Maybe I’m guilty of a little cart-before-the-horse fallacy here, but it seems that with decades of students being corralled away from the arts, appreciation and funding for the arts have faded. They are the first programs to get cut in elementary schooling. And we make not a sound — of course an understand of math and science are more important for success than painting or music.
There’s that word, though — success. Success defined not by happiness, but by dollars. The psychology of happiness as it relates to income in interesting in its own right. Without getting into the details and studies, money is crucial for happiness. That makes sense, being poor is hard, exhausting, and not surprisingly is always at the top of factors in depression and marital disputes.
But that correlation flattens out — sharply — at around $80K. Put simply, you’re less likely to report happiness in civilized nations the further you fall below that threshold, but you’re no more likely to be happier when your income exceeds that. It turns out the “money doesn’t buy happiness” is partly true — if you aren’t happy at $100K, making $200K is unlikely to solve your problems.
Where does that leave us? With entry levels wages stagnant, few will ever get to that threshold where their finances don’t stand in the way of their happiness. That pushes us to careers and degrees that are likely to get us there.
But that means we miss a massive part of the equation — if you can make a living doing what you love, your reported income nearly doesn’t factor at all into how happy you are.

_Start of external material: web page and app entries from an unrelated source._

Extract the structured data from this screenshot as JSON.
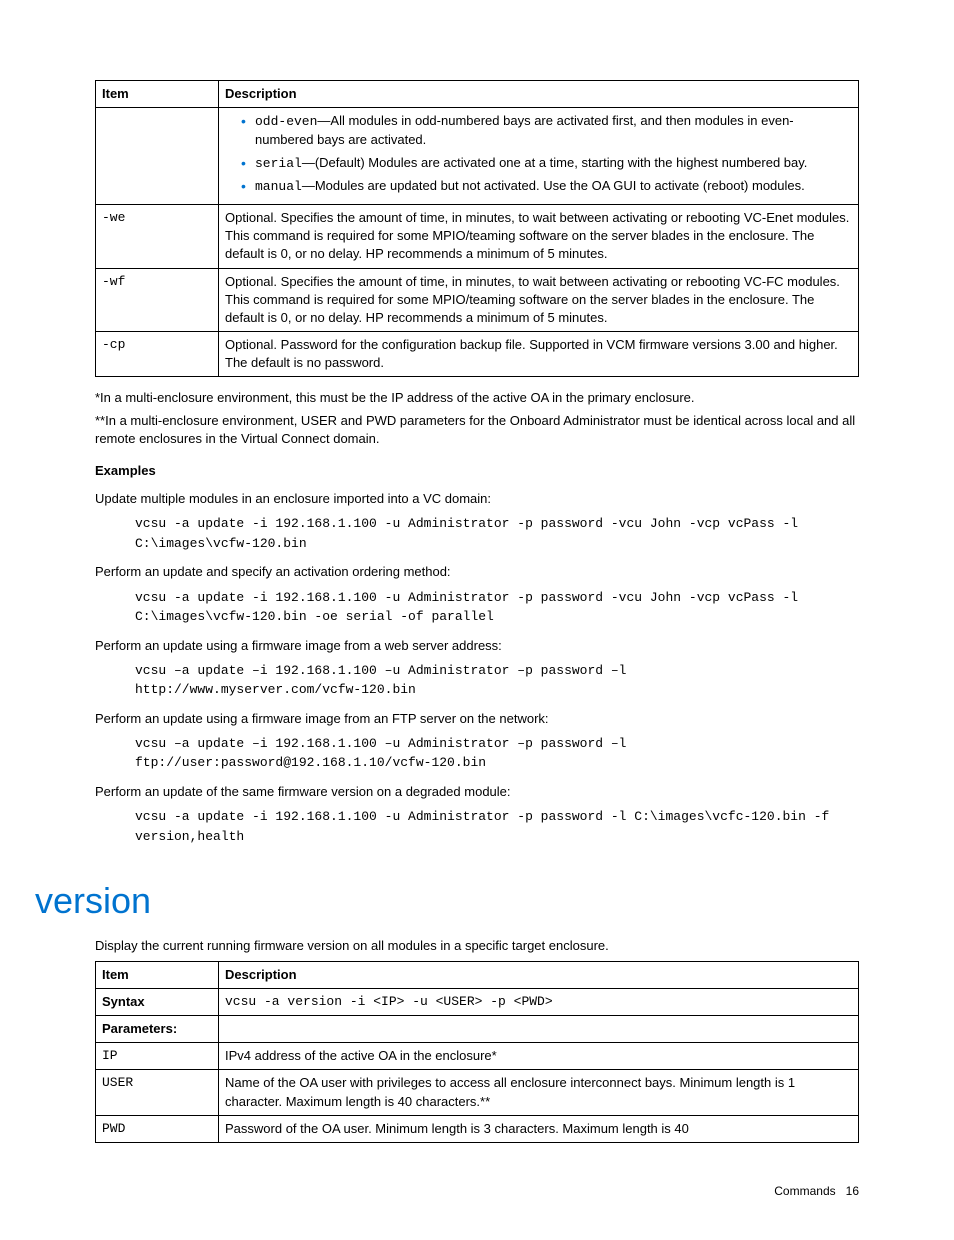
{
  "table1": {
    "headers": {
      "item": "Item",
      "desc": "Description"
    },
    "rows": [
      {
        "item": "",
        "bullets": [
          {
            "code": "odd-even",
            "text": "—All modules in odd-numbered bays are activated first, and then modules in even-numbered bays are activated."
          },
          {
            "code": "serial",
            "text": "—(Default) Modules are activated one at a time, starting with the highest numbered bay."
          },
          {
            "code": "manual",
            "text": "—Modules are updated but not activated. Use the OA GUI to activate (reboot) modules."
          }
        ]
      },
      {
        "item": "-we",
        "desc": "Optional. Specifies the amount of time, in minutes, to wait between activating or rebooting VC-Enet modules. This command is required for some MPIO/teaming software on the server blades in the enclosure. The default is 0, or no delay. HP recommends a minimum of 5 minutes."
      },
      {
        "item": "-wf",
        "desc": "Optional. Specifies the amount of time, in minutes, to wait between activating or rebooting VC-FC modules. This command is required for some MPIO/teaming software on the server blades in the enclosure. The default is 0, or no delay. HP recommends a minimum of 5 minutes."
      },
      {
        "item": "-cp",
        "desc": "Optional. Password for the configuration backup file. Supported in VCM firmware versions 3.00 and higher. The default is no password."
      }
    ]
  },
  "notes": {
    "n1": "*In a multi-enclosure environment, this must be the IP address of the active OA in the primary enclosure.",
    "n2": "**In a multi-enclosure environment, USER and PWD parameters for the Onboard Administrator must be identical across local and all remote enclosures in the Virtual Connect domain."
  },
  "examples": {
    "heading": "Examples",
    "items": [
      {
        "intro": "Update multiple modules in an enclosure imported into a VC domain:",
        "code": "vcsu -a update -i 192.168.1.100 -u Administrator -p password -vcu John -vcp vcPass -l C:\\images\\vcfw-120.bin"
      },
      {
        "intro": "Perform an update and specify an activation ordering method:",
        "code": "vcsu -a update -i 192.168.1.100 -u Administrator -p password -vcu John -vcp vcPass -l C:\\images\\vcfw-120.bin -oe serial -of parallel"
      },
      {
        "intro": "Perform an update using a firmware image from a web server address:",
        "code": "vcsu –a update –i 192.168.1.100 –u Administrator –p password –l http://www.myserver.com/vcfw-120.bin"
      },
      {
        "intro": "Perform an update using a firmware image from an FTP server on the network:",
        "code": "vcsu –a update –i 192.168.1.100 –u Administrator –p password –l ftp://user:password@192.168.1.10/vcfw-120.bin"
      },
      {
        "intro": "Perform an update of the same firmware version on a degraded module:",
        "code": "vcsu -a update -i 192.168.1.100 -u Administrator -p password -l C:\\images\\vcfc-120.bin -f version,health"
      }
    ]
  },
  "version": {
    "heading": "version",
    "intro": "Display the current running firmware version on all modules in a specific target enclosure.",
    "table": {
      "headers": {
        "item": "Item",
        "desc": "Description"
      },
      "rows": [
        {
          "item": "Syntax",
          "mono": true,
          "desc": "vcsu -a version -i <IP> -u <USER> -p <PWD>"
        },
        {
          "item": "Parameters:",
          "desc": ""
        },
        {
          "item": "IP",
          "itemMono": true,
          "desc": "IPv4 address of the active OA in the enclosure*"
        },
        {
          "item": "USER",
          "itemMono": true,
          "desc": "Name of the OA user with privileges to access all enclosure interconnect bays. Minimum length is 1 character. Maximum length is 40 characters.**"
        },
        {
          "item": "PWD",
          "itemMono": true,
          "desc": "Password of the OA user. Minimum length is 3 characters. Maximum length is 40"
        }
      ]
    }
  },
  "footer": {
    "label": "Commands",
    "page": "16"
  }
}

I’d love to study philosophy, ethics, political sciences. How can I justify it? I don’t intend on entering those field professionally, aside from the off chance my writing gets me there.
By making the college experience nothing more than a transaction, we have killed the very essence and profound beauty of higher education. No longer can we study the entire body of knowledge on a subject, the culmination of centuries of others no different than us that decided to ponder, to wonder, and to learn all there was from those that came before them in the hopes to add an idea, a thought, a concept, brand new to the human specie.

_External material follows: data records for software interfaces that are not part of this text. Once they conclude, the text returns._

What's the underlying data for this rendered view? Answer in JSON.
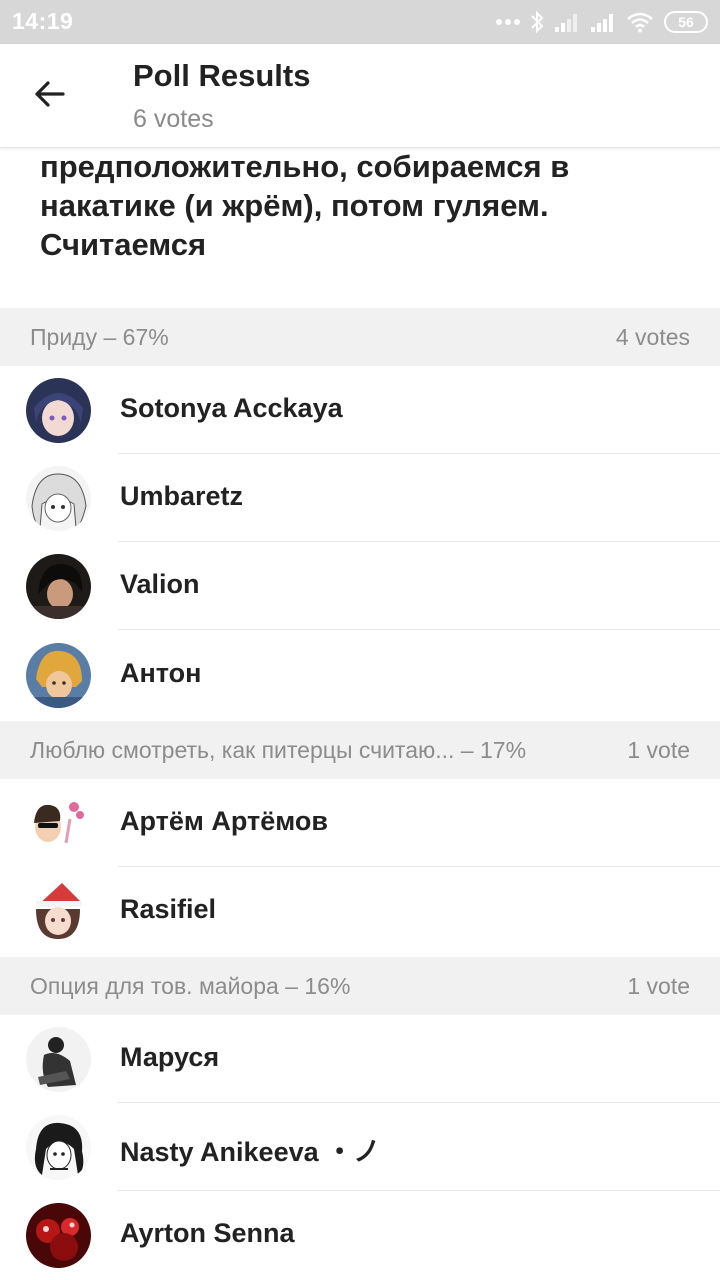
{
  "status_bar": {
    "time": "14:19",
    "battery": "56",
    "icons": [
      "more-dots-icon",
      "bluetooth-icon",
      "signal-icon",
      "signal-icon",
      "wifi-icon",
      "battery-icon"
    ]
  },
  "header": {
    "back_icon": "arrow-left-icon",
    "title": "Poll Results",
    "subtitle": "6 votes"
  },
  "question": {
    "text": "предположительно, собираемся в накатике (и жрём), потом гуляем. Считаемся"
  },
  "options": [
    {
      "title": "Приду – 67%",
      "votes": "4 votes",
      "voters": [
        {
          "name": "Sotonya Acckaya"
        },
        {
          "name": "Umbaretz"
        },
        {
          "name": "Valion"
        },
        {
          "name": "Антон"
        }
      ]
    },
    {
      "title": "Люблю смотреть, как питерцы считаю... – 17%",
      "votes": "1 vote",
      "voters": [
        {
          "name": "Артём Артёмов"
        },
        {
          "name": "Rasifiel"
        }
      ]
    },
    {
      "title": "Опция для тов. майора – 16%",
      "votes": "1 vote",
      "voters": [
        {
          "name": "Маруся"
        },
        {
          "name": "Nasty Anikeeva ・ノ"
        },
        {
          "name": "Ayrton Senna"
        }
      ]
    }
  ],
  "colors": {
    "status_bar": "#d7d7d7",
    "section_bg": "#f1f1f1",
    "muted_text": "#8c8c8c",
    "primary_text": "#222222"
  }
}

No longer are we free to spend our days wandering the markets with Socrates, soaking up the most brilliant minds of our time, guided by their direction to not only carry legacy, but to break down and improve what’s been learned to this point.
Instead, we are corralled into institutions, corrupted by the profit first mentality of capitalism, taught that the free market will determine what is and what is not valuable. To hell with the Mozarts and Monets, they should learn something useful.
And when you strip away freedom of expression, freedom of inquiry, the majesty of genuine wonder, you strip away what it means to be human. You leave a society that’s little more than people turned into well oiled cogs in the cold machinery of capitalism — replaceable, unvarying, and boring.
If I had three wishes, all three would be that we find a way to free ourselves to discover our own consciousness, just in case the first two wishes didn’t work.